TG: My dream contributor would be Tim Burton. Although I am obsessed with his movies, I absolutely love his artwork that he does. He has albums filled with art for movies and characters that are truly unique. Also, I think that any stories submitted would be different and fun.

SR: What job, other than your own, would you like to try out in the journal?

TG: I think that it would be interesting to work with art selection. I would love to view and compare different works of art and discuss how others view it as well.

SR: What are you most excited for in the upcoming issue?

TG: I am most excited to see the results of readership. I feel like an increase would reflect a contribution that I did in advertising.

SR: What was the first book you remember falling in love with and what made it so special?

TG: When I was younger, I really loved the Diary of Anne Frank. Although sad, I felt like it was the perfect combination of history, youth, nonfiction, relatability, etc.

SR: What are you currently reading?
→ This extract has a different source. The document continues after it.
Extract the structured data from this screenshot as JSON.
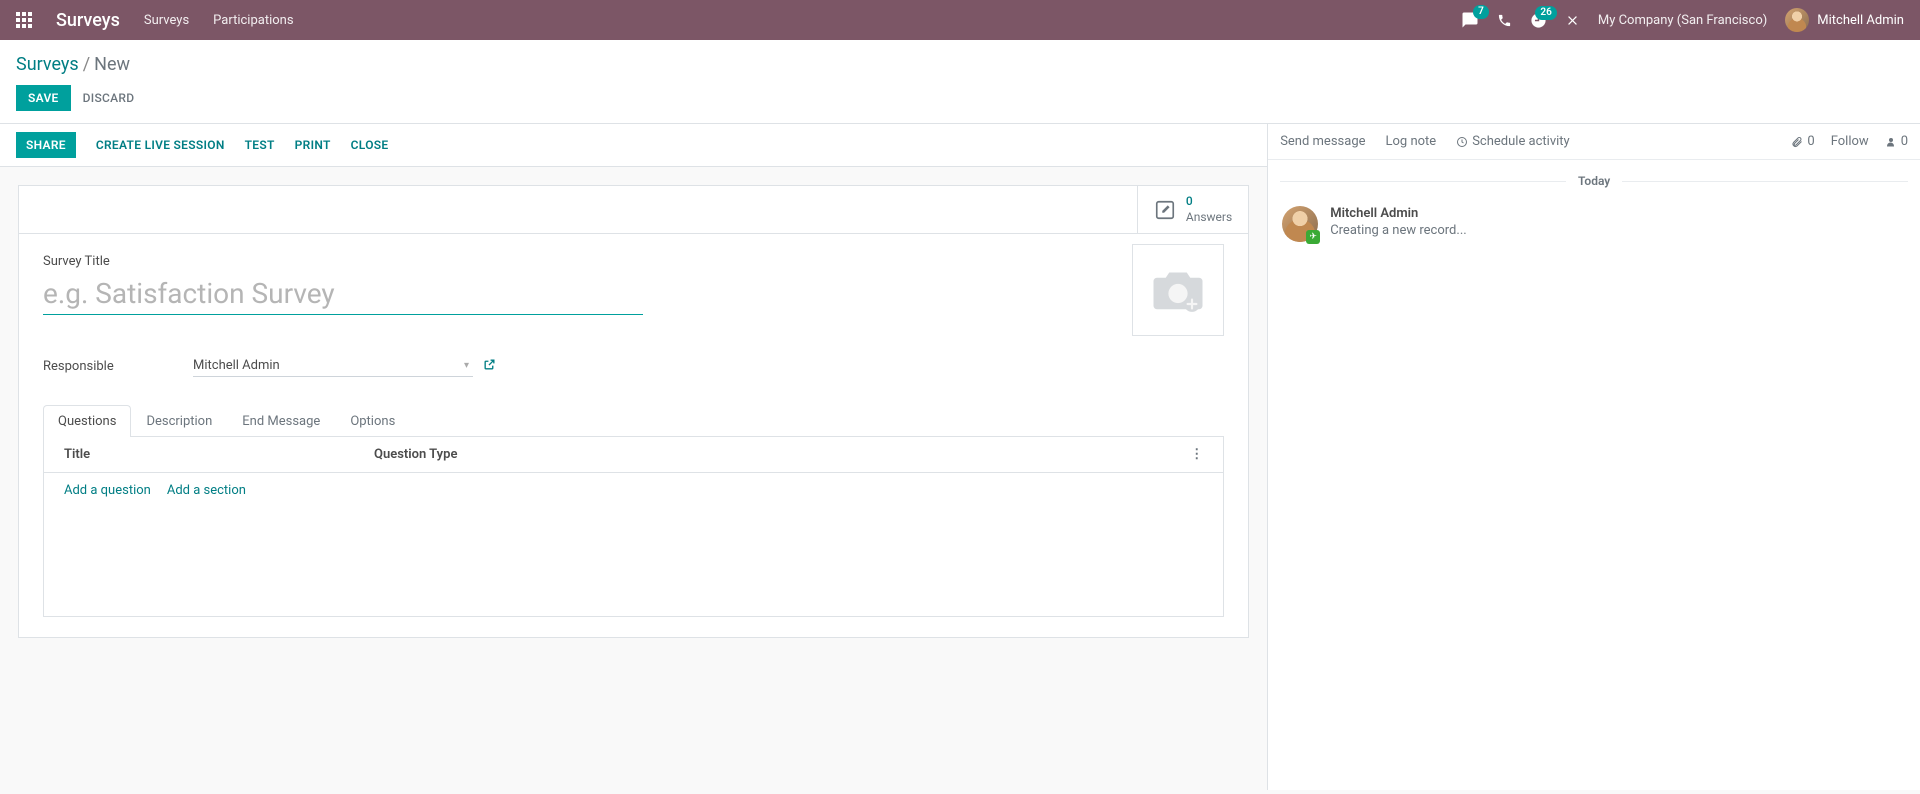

TG: I cannot put the final book of Twilight down. I already read the series but loved the last book that I had to read it again. I know it is a sensation but I find a real art to the way it is written.

SR: What are some of your favorite websites to waste time on or distract you from homework?

TG: I usually get distracted by YouTube. Not matter your mood, you can always find something to fit your desire. If I am in a funny mood, hilarious pet videos always keep your mood up. Or, if I am in an artsy mood watching people sing and try to get there name out there can be inspiring.

SR: What would be your dream class to take at ASU? What would the title be and what would it cover?

TG: My dream course at ASU would be a Next Step class. I think that faculty focus so much on the transition into college, getting classes, and your overall freshman year, but barely focus on your Senior year. I wish there was a class that explained the best way of breaking into career fields, what to really expect, realistic salaries, etc. How are we supposed to base degrees and majors on something so unfamiliar?

Meet the Interns: Scott Sivinski, Development Coordinator

Scott Sivinski is a Senior at Arizona State University majoring in Literature, Writing and Film.

Superstition Review: What do you do for SR?

Scott Sivinski: I am formatting the work we have to be sent out to Amazon to use on Kindle.

SR: How did you hear about or get involved with Superstition Review?

SS: I heard about the Review in an email, probably from the English department.

SR: Who is your dream contributor to the journal? Talk about him/her.

SS: David Sedaris who is one of my favorite authors and memoirists would be a great contributor. He has stories for everything.

SR: What job, other than your own, would you like to try out in the journal?

SS: I would like to be involved with the nonfiction group, probably as editor.

SR: What are you most excited for in the upcoming issue?

SS: I just can’t wait to read all of the submissions and just see the issue in its entirety since it is something I helped produce.

SR: What was the first book you remember falling in love with and what made it so special?

SS: Weekend by Christopher Pike was the first book I remember loving. It was a mystery and involved people just a little older than me and it really kick-started my reading habit. I still mostly read mysteries or thrillers along with the occasional memoir.

SR: What are you currently reading?

SS: I am currently reading the new memoir by Kathy Griffin who I find to be hilarious.

SR: What are some of your favorite websites to waste time on or distract you from homework?

SS: I like Entertainment Weekly’s website because it covers all aspects of entertainment including music, film and book reviews. I also like a site called dlisted because it makes fun of our cultures obsession with celebrities and his blogs are always hilarious.

SR: Do you write? Tell us about a project you’re working on.

SS: I do write on my own and keep a journal, but right now all I am writing is papers for other classes. I have six classes and five of them are English courses so I’m doing a lot of drafts and stuff right now and working on my applied project for graduation.